→ How to complete this task
Repeat the entries below exactly and in full.

→ Provided information
----
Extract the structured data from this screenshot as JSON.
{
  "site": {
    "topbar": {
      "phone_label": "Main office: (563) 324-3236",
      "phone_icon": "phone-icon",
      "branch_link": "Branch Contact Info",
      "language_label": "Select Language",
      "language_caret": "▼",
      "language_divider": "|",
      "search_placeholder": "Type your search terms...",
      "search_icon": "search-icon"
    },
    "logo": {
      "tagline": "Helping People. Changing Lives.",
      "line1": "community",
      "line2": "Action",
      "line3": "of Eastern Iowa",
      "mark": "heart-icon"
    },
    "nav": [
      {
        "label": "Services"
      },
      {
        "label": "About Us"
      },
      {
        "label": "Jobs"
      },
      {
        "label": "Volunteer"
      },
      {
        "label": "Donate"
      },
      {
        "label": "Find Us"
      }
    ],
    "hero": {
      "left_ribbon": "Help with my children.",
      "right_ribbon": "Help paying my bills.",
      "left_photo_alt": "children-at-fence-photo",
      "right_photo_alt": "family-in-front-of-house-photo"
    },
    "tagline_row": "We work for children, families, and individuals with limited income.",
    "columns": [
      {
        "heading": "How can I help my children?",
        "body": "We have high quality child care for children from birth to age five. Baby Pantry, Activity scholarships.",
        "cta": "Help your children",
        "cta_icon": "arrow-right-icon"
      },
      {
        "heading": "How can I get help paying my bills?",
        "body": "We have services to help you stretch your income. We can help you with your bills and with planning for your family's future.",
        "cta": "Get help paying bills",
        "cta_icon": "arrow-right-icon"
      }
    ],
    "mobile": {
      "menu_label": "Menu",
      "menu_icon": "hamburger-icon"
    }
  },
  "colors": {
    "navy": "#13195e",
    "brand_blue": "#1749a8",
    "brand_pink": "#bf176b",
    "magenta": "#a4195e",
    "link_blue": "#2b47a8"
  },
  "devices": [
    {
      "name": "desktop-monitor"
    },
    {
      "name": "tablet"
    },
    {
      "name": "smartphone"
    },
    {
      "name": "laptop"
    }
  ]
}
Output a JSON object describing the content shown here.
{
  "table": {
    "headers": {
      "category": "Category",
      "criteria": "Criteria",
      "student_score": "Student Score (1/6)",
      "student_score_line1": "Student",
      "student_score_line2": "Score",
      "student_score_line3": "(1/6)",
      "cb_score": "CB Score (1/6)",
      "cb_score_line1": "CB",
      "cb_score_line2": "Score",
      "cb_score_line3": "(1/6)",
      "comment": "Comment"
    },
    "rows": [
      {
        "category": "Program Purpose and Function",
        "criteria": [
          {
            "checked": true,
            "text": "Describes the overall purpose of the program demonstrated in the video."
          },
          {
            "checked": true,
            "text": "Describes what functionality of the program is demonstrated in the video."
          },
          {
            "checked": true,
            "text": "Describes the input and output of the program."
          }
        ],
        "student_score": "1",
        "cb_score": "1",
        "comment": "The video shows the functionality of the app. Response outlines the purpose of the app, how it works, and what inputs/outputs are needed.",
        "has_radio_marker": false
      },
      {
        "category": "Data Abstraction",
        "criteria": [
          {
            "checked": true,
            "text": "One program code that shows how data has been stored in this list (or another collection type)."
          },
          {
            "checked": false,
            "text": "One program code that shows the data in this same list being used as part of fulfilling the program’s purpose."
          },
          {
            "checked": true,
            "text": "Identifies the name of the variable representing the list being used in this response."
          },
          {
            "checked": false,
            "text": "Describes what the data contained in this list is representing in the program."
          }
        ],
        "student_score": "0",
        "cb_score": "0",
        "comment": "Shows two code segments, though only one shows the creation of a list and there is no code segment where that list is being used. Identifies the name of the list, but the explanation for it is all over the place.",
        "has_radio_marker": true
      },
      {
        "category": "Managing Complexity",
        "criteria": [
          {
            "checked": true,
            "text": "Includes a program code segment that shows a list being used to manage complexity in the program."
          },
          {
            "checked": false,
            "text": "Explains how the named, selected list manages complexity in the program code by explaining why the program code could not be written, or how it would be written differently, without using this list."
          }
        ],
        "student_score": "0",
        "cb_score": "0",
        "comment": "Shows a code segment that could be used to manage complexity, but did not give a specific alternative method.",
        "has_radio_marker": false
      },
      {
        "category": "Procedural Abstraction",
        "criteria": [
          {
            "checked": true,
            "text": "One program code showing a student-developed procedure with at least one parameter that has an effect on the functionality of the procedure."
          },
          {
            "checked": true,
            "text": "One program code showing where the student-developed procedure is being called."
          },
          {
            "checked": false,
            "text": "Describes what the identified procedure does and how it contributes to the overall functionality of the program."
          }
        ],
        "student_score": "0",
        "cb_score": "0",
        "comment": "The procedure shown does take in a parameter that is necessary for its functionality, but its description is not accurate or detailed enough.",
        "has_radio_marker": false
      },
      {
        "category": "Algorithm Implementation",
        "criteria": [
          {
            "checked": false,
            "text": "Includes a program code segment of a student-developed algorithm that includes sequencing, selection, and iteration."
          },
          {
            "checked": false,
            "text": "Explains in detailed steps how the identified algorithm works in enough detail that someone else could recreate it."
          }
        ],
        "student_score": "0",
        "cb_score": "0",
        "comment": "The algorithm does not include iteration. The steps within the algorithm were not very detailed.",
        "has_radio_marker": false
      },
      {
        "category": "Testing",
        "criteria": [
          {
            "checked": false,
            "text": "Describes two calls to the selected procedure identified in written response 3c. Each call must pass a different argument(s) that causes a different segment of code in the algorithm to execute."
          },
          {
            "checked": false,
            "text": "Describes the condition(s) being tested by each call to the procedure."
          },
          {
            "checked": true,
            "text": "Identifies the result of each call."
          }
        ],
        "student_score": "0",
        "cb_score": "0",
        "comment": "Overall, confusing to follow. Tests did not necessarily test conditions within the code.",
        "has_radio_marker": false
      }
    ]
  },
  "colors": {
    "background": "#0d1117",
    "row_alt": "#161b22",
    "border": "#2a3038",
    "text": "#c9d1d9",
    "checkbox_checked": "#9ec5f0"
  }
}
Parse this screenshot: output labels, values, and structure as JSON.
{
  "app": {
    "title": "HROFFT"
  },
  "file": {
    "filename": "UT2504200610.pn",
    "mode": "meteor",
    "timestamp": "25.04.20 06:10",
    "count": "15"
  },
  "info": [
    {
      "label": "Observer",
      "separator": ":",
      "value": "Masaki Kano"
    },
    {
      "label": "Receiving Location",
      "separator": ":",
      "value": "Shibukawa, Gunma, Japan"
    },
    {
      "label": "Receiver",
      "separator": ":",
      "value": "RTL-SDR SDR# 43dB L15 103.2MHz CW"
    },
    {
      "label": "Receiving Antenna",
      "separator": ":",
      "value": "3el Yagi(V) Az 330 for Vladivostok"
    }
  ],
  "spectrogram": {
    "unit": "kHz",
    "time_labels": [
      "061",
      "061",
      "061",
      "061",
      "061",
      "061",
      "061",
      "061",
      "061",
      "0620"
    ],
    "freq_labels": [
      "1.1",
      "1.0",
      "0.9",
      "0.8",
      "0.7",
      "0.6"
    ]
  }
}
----
→ Solution to this task
Extract the structured data from this screenshot as JSON.
{
  "site": {
    "topbar": {
      "phone_label": "Main office: (563) 324-3236",
      "phone_icon": "phone-icon",
      "branch_link": "Branch Contact Info",
      "language_label": "Select Language",
      "language_caret": "▼",
      "language_divider": "|",
      "search_placeholder": "Type your search terms...",
      "search_icon": "search-icon"
    },
    "logo": {
      "tagline": "Helping People. Changing Lives.",
      "line1": "community",
      "line2": "Action",
      "line3": "of Eastern Iowa",
      "mark": "heart-icon"
    },
    "nav": [
      {
        "label": "Services"
      },
      {
        "label": "About Us"
      },
      {
        "label": "Jobs"
      },
      {
        "label": "Volunteer"
      },
      {
        "label": "Donate"
      },
      {
        "label": "Find Us"
      }
    ],
    "hero": {
      "left_ribbon": "Help with my children.",
      "right_ribbon": "Help paying my bills.",
      "left_photo_alt": "children-at-fence-photo",
      "right_photo_alt": "family-in-front-of-house-photo"
    },
    "tagline_row": "We work for children, families, and individuals with limited income.",
    "columns": [
      {
        "heading": "How can I help my children?",
        "body": "We have high quality child care for children from birth to age five. Baby Pantry, Activity scholarships.",
        "cta": "Help your children",
        "cta_icon": "arrow-right-icon"
      },
      {
        "heading": "How can I get help paying my bills?",
        "body": "We have services to help you stretch your income. We can help you with your bills and with planning for your family's future.",
        "cta": "Get help paying bills",
        "cta_icon": "arrow-right-icon"
      }
    ],
    "mobile": {
      "menu_label": "Menu",
      "menu_icon": "hamburger-icon"
    }
  },
  "colors": {
    "navy": "#13195e",
    "brand_blue": "#1749a8",
    "brand_pink": "#bf176b",
    "magenta": "#a4195e",
    "link_blue": "#2b47a8"
  },
  "devices": [
    {
      "name": "desktop-monitor"
    },
    {
      "name": "tablet"
    },
    {
      "name": "smartphone"
    },
    {
      "name": "laptop"
    }
  ]
}
Output a JSON object describing the content shown here.
{
  "table": {
    "headers": {
      "category": "Category",
      "criteria": "Criteria",
      "student_score": "Student Score (1/6)",
      "student_score_line1": "Student",
      "student_score_line2": "Score",
      "student_score_line3": "(1/6)",
      "cb_score": "CB Score (1/6)",
      "cb_score_line1": "CB",
      "cb_score_line2": "Score",
      "cb_score_line3": "(1/6)",
      "comment": "Comment"
    },
    "rows": [
      {
        "category": "Program Purpose and Function",
        "criteria": [
          {
            "checked": true,
            "text": "Describes the overall purpose of the program demonstrated in the video."
          },
          {
            "checked": true,
            "text": "Describes what functionality of the program is demonstrated in the video."
          },
          {
            "checked": true,
            "text": "Describes the input and output of the program."
          }
        ],
        "student_score": "1",
        "cb_score": "1",
        "comment": "The video shows the functionality of the app. Response outlines the purpose of the app, how it works, and what inputs/outputs are needed.",
        "has_radio_marker": false
      },
      {
        "category": "Data Abstraction",
        "criteria": [
          {
            "checked": true,
            "text": "One program code that shows how data has been stored in this list (or another collection type)."
          },
          {
            "checked": false,
            "text": "One program code that shows the data in this same list being used as part of fulfilling the program’s purpose."
          },
          {
            "checked": true,
            "text": "Identifies the name of the variable representing the list being used in this response."
          },
          {
            "checked": false,
            "text": "Describes what the data contained in this list is representing in the program."
          }
        ],
        "student_score": "0",
        "cb_score": "0",
        "comment": "Shows two code segments, though only one shows the creation of a list and there is no code segment where that list is being used. Identifies the name of the list, but the explanation for it is all over the place.",
        "has_radio_marker": true
      },
      {
        "category": "Managing Complexity",
        "criteria": [
          {
            "checked": true,
            "text": "Includes a program code segment that shows a list being used to manage complexity in the program."
          },
          {
            "checked": false,
            "text": "Explains how the named, selected list manages complexity in the program code by explaining why the program code could not be written, or how it would be written differently, without using this list."
          }
        ],
        "student_score": "0",
        "cb_score": "0",
        "comment": "Shows a code segment that could be used to manage complexity, but did not give a specific alternative method.",
        "has_radio_marker": false
      },
      {
        "category": "Procedural Abstraction",
        "criteria": [
          {
            "checked": true,
            "text": "One program code showing a student-developed procedure with at least one parameter that has an effect on the functionality of the procedure."
          },
          {
            "checked": true,
            "text": "One program code showing where the student-developed procedure is being called."
          },
          {
            "checked": false,
            "text": "Describes what the identified procedure does and how it contributes to the overall functionality of the program."
          }
        ],
        "student_score": "0",
        "cb_score": "0",
        "comment": "The procedure shown does take in a parameter that is necessary for its functionality, but its description is not accurate or detailed enough.",
        "has_radio_marker": false
      },
      {
        "category": "Algorithm Implementation",
        "criteria": [
          {
            "checked": false,
            "text": "Includes a program code segment of a student-developed algorithm that includes sequencing, selection, and iteration."
          },
          {
            "checked": false,
            "text": "Explains in detailed steps how the identified algorithm works in enough detail that someone else could recreate it."
          }
        ],
        "student_score": "0",
        "cb_score": "0",
        "comment": "The algorithm does not include iteration. The steps within the algorithm were not very detailed.",
        "has_radio_marker": false
      },
      {
        "category": "Testing",
        "criteria": [
          {
            "checked": false,
            "text": "Describes two calls to the selected procedure identified in written response 3c. Each call must pass a different argument(s) that causes a different segment of code in the algorithm to execute."
          },
          {
            "checked": false,
            "text": "Describes the condition(s) being tested by each call to the procedure."
          },
          {
            "checked": true,
            "text": "Identifies the result of each call."
          }
        ],
        "student_score": "0",
        "cb_score": "0",
        "comment": "Overall, confusing to follow. Tests did not necessarily test conditions within the code.",
        "has_radio_marker": false
      }
    ]
  },
  "colors": {
    "background": "#0d1117",
    "row_alt": "#161b22",
    "border": "#2a3038",
    "text": "#c9d1d9",
    "checkbox_checked": "#9ec5f0"
  }
}
Parse this screenshot: output labels, values, and structure as JSON.
{
  "app": {
    "title": "HROFFT"
  },
  "file": {
    "filename": "UT2504200610.pn",
    "mode": "meteor",
    "timestamp": "25.04.20 06:10",
    "count": "15"
  },
  "info": [
    {
      "label": "Observer",
      "separator": ":",
      "value": "Masaki Kano"
    },
    {
      "label": "Receiving Location",
      "separator": ":",
      "value": "Shibukawa, Gunma, Japan"
    },
    {
      "label": "Receiver",
      "separator": ":",
      "value": "RTL-SDR SDR# 43dB L15 103.2MHz CW"
    },
    {
      "label": "Receiving Antenna",
      "separator": ":",
      "value": "3el Yagi(V) Az 330 for Vladivostok"
    }
  ],
  "spectrogram": {
    "unit": "kHz",
    "time_labels": [
      "061",
      "061",
      "061",
      "061",
      "061",
      "061",
      "061",
      "061",
      "061",
      "0620"
    ],
    "freq_labels": [
      "1.1",
      "1.0",
      "0.9",
      "0.8",
      "0.7",
      "0.6"
    ]
  }
}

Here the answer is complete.